Once complete, the proposed connector will join IBM Drive to Mallard Creek Road at Baucom Drive. That will help relieve congestion at intersections such as Harris Boulevard at Mallard Creek Road and at IBM Drive, NCDOT officials said.
The nearly mile-long road will cut behind the University City YMCA beside the rear of the Autumn Park Apartments property, said NCDOT spokeswoman Jen Thompson.
The proposed connector also would improve vehicle and pedestrian access to the Y and area businesses, such as Well Fargo, she said.
The proposed connector would be a two-lane road with 11-foot-wide lanes; curbs and gutters; and a 10-foot multi-use path on the side facing the YMCA, Thompson said. A retaining wall on the northern portion of the connector would reduce the road’s effect on the YMCA’s walking path.
The connector – part of the larger Mallard Creek Road extension project – would be designed to accommodate roughly 4,400 vehicles per day by design year 2035, Thompson said. A 35 mph speed limit would help ensure the connector remains safe and accessible for pedestrians.
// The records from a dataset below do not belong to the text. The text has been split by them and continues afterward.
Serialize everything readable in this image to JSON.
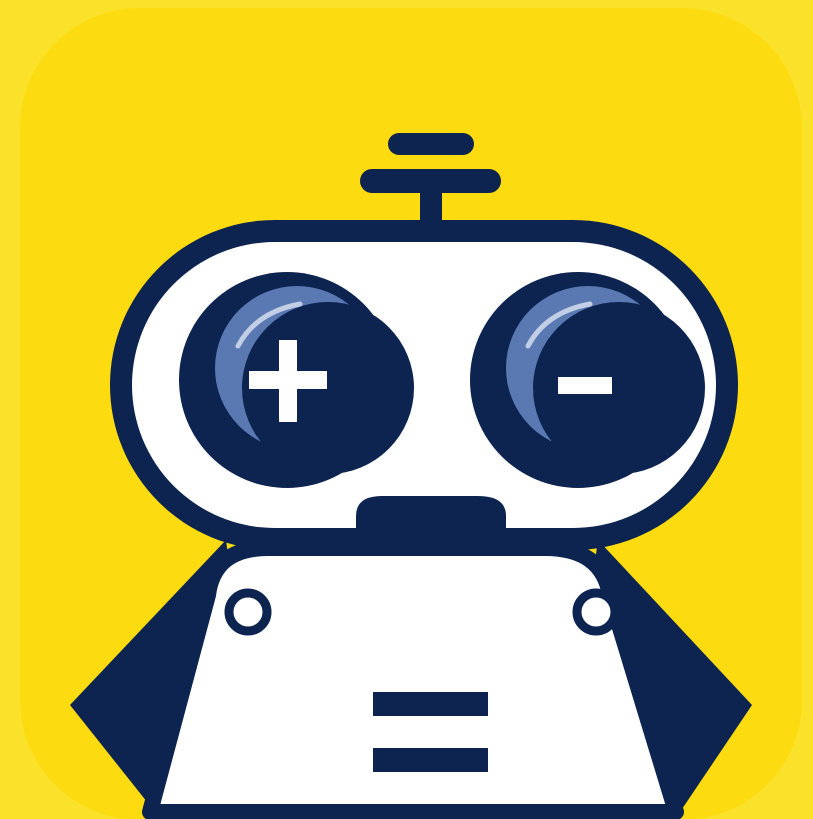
{
  "icon": {
    "name": "robot-calculator-app-icon",
    "symbols": {
      "left_eye": "+",
      "right_eye": "−",
      "chest": "="
    }
  },
  "colors": {
    "outer_background": "#FBE22A",
    "tile_background": "#FCDB10",
    "outline_navy": "#0D2350",
    "face_white": "#FFFFFF",
    "eye_highlight": "#5A79B2",
    "eye_glint": "#C2CEE6"
  }
}
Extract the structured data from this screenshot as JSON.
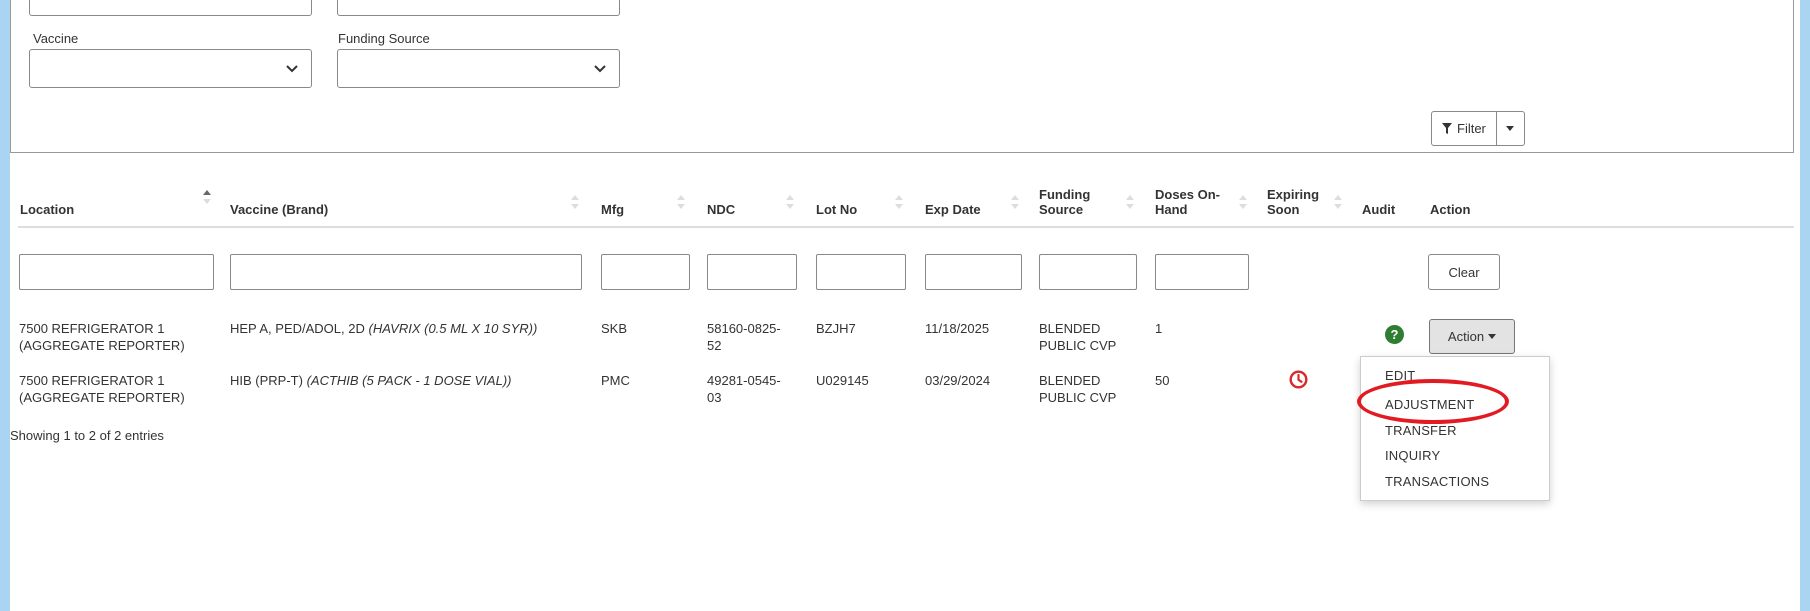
{
  "filters": {
    "vaccine_label": "Vaccine",
    "vaccine_value": "",
    "funding_label": "Funding Source",
    "funding_value": "",
    "filter_button": "Filter"
  },
  "table": {
    "headers": {
      "location": "Location",
      "vaccine": "Vaccine (Brand)",
      "mfg": "Mfg",
      "ndc": "NDC",
      "lot": "Lot No",
      "exp": "Exp Date",
      "funding_1": "Funding",
      "funding_2": "Source",
      "doses_1": "Doses On-",
      "doses_2": "Hand",
      "expiring_1": "Expiring",
      "expiring_2": "Soon",
      "audit": "Audit",
      "action": "Action"
    },
    "clear_button": "Clear",
    "rows": [
      {
        "location_1": "7500 REFRIGERATOR 1",
        "location_2": "(AGGREGATE REPORTER)",
        "vaccine": "HEP A, PED/ADOL, 2D ",
        "brand": "(HAVRIX (0.5 ML X 10 SYR))",
        "mfg": "SKB",
        "ndc_1": "58160-0825-",
        "ndc_2": "52",
        "lot": "BZJH7",
        "exp": "11/18/2025",
        "funding_1": "BLENDED",
        "funding_2": "PUBLIC CVP",
        "doses": "1",
        "action_button": "Action"
      },
      {
        "location_1": "7500 REFRIGERATOR 1",
        "location_2": "(AGGREGATE REPORTER)",
        "vaccine": "HIB (PRP-T) ",
        "brand": "(ACTHIB (5 PACK - 1 DOSE VIAL))",
        "mfg": "PMC",
        "ndc_1": "49281-0545-",
        "ndc_2": "03",
        "lot": "U029145",
        "exp": "03/29/2024",
        "funding_1": "BLENDED",
        "funding_2": "PUBLIC CVP",
        "doses": "50"
      }
    ],
    "info": "Showing 1 to 2 of 2 entries"
  },
  "action_menu": {
    "items": [
      "EDIT",
      "ADJUSTMENT",
      "TRANSFER",
      "INQUIRY",
      "TRANSACTIONS"
    ]
  },
  "colors": {
    "background": "#a9d5f2",
    "audit_icon": "#2e7d32",
    "expiring_icon": "#d9292b",
    "highlight": "#e21b23"
  }
}
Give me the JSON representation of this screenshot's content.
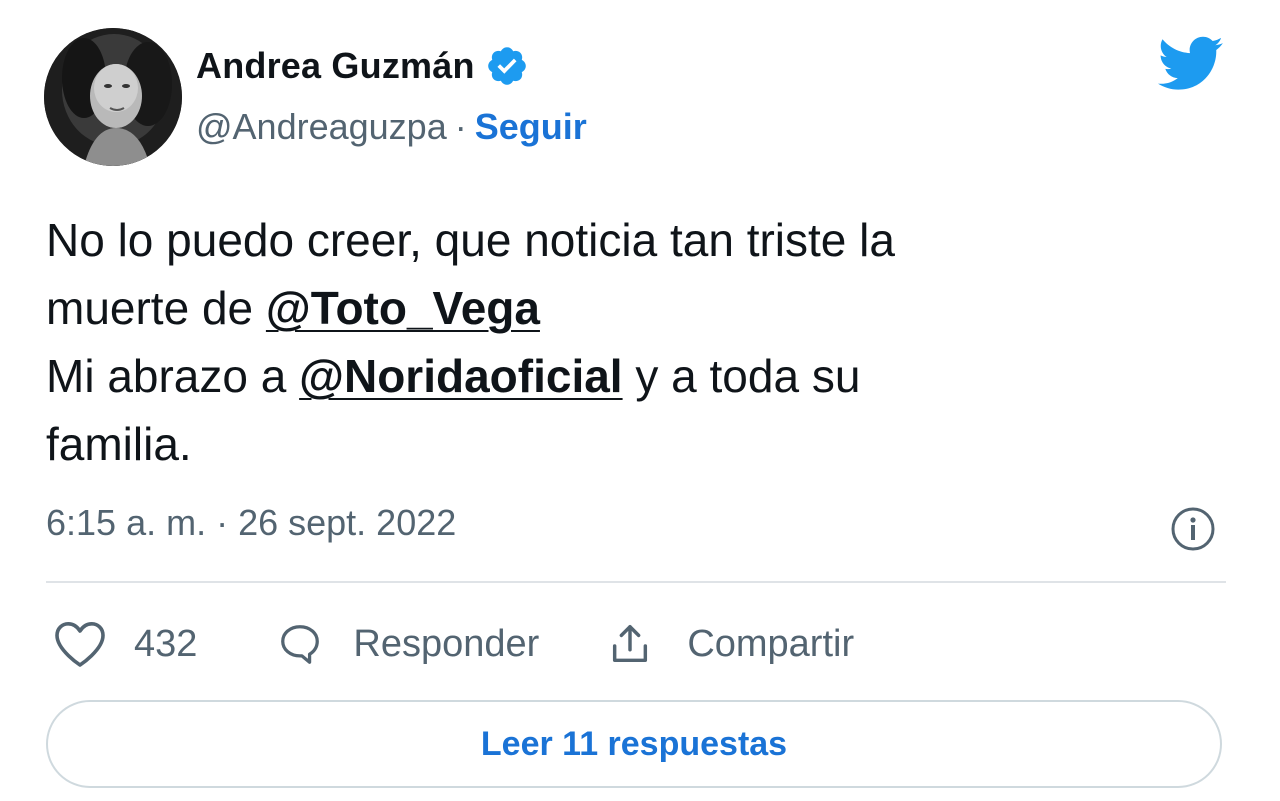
{
  "author": {
    "name": "Andrea Guzmán",
    "handle": "@Andreaguzpa",
    "separator": "·",
    "follow_label": "Seguir",
    "verified": true
  },
  "tweet": {
    "line1": "No lo puedo creer, que noticia tan triste la",
    "line2_prefix": "muerte de ",
    "mention1": "@Toto_Vega",
    "line3_prefix": "Mi abrazo a ",
    "mention2": "@Noridaoficial",
    "line3_suffix": " y a toda su",
    "line4": "familia.",
    "timestamp": "6:15 a. m. · 26 sept. 2022"
  },
  "actions": {
    "like_count": "432",
    "reply_label": "Responder",
    "share_label": "Compartir"
  },
  "read_replies_label": "Leer 11 respuestas",
  "icons": {
    "avatar": "profile-photo",
    "verified": "verified-badge-icon",
    "logo": "twitter-bird-icon",
    "info": "info-icon",
    "like": "heart-icon",
    "reply": "speech-bubble-icon",
    "share": "share-upload-icon"
  },
  "colors": {
    "accent": "#1d9bf0",
    "link": "#1a73d6",
    "text": "#0f1419",
    "muted": "#536471",
    "border": "#cfd9de"
  }
}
“I think it will be something (welcomed by) people who want quicker access and to not sit at stoplights,” she said. “It’s part of making that local network more connected and more friendly for motorists and pedestrians.”
The estimated time frame for the connector road project will depend on the approval of the required environmental document that outlines the possible effects of the project on water, air and quality of life, among other things, Thompson said.
If the document is finished and approved by March or April, Thompson said, property acquisition would likely start shortly thereafter, followed by construction, possibly in June.
Most of the property needed for the project belongs to the YMCA, and the department has begun purchase conversations with property owners, Thompson said.
The estimated cost of the project has yet to be determined, as it’s still in the early stages of engineering design and has yet to be let out to bid to contractors, Thompson said.
The Oct. 28 public meeting will be the first for the project. More could follow, once more details – such as proposed names for the connector road and more design specifics – are in place, Thompson said.
“We’ve been calling it the IBM Drive connector, but that’s not the official name. We haven’t determined one yet,” she said. “(University City) folks should provide their input. We want them to be happy with what they see and hear.”
No formal presentation will be given during the Oct. 28 meeting, Thompson said, but NCDOT representatives will be available to provide details and answer questions.
Those who are unable to attend are encouraged to call or email their thoughts and questions, she said, noting that information should be available online soon.
“We want people to be involved with what we’re doing,” Thompson said. “We welcome what people have to say, because we really do take it into consideration.”